• _Task to carry out_:
Would you repeat the data below exactly, taking out the images?

• _Records supplied_:
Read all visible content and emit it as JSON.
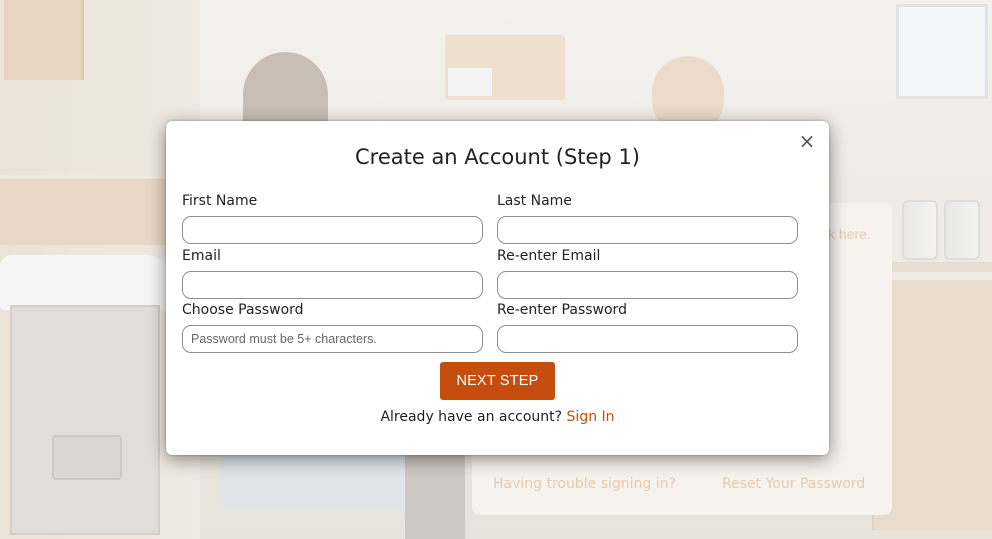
{
  "modal": {
    "title": "Create an Account (Step 1)",
    "close_symbol": "×",
    "fields": {
      "first_name": {
        "label": "First Name",
        "value": "",
        "placeholder": ""
      },
      "last_name": {
        "label": "Last Name",
        "value": "",
        "placeholder": ""
      },
      "email": {
        "label": "Email",
        "value": "",
        "placeholder": ""
      },
      "reenter_email": {
        "label": "Re-enter Email",
        "value": "",
        "placeholder": ""
      },
      "choose_password": {
        "label": "Choose Password",
        "value": "",
        "placeholder": "Password must be 5+ characters."
      },
      "reenter_password": {
        "label": "Re-enter Password",
        "value": "",
        "placeholder": ""
      }
    },
    "next_button_label": "NEXT STEP",
    "signin_prompt": "Already have an account?",
    "signin_link": "Sign In"
  },
  "background_login": {
    "partial_text": "k here.",
    "trouble_link": "Having trouble signing in?",
    "reset_link": "Reset Your Password"
  },
  "colors": {
    "accent": "#c54e0e",
    "faded_link": "#ebc7a6"
  }
}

• _Exercise output_:
Read all visible content and emit it as JSON.
{
  "modal": {
    "title": "Create an Account (Step 1)",
    "close_symbol": "×",
    "fields": {
      "first_name": {
        "label": "First Name",
        "value": "",
        "placeholder": ""
      },
      "last_name": {
        "label": "Last Name",
        "value": "",
        "placeholder": ""
      },
      "email": {
        "label": "Email",
        "value": "",
        "placeholder": ""
      },
      "reenter_email": {
        "label": "Re-enter Email",
        "value": "",
        "placeholder": ""
      },
      "choose_password": {
        "label": "Choose Password",
        "value": "",
        "placeholder": "Password must be 5+ characters."
      },
      "reenter_password": {
        "label": "Re-enter Password",
        "value": "",
        "placeholder": ""
      }
    },
    "next_button_label": "NEXT STEP",
    "signin_prompt": "Already have an account?",
    "signin_link": "Sign In"
  },
  "background_login": {
    "partial_text": "k here.",
    "trouble_link": "Having trouble signing in?",
    "reset_link": "Reset Your Password"
  },
  "colors": {
    "accent": "#c54e0e",
    "faded_link": "#ebc7a6"
  }
}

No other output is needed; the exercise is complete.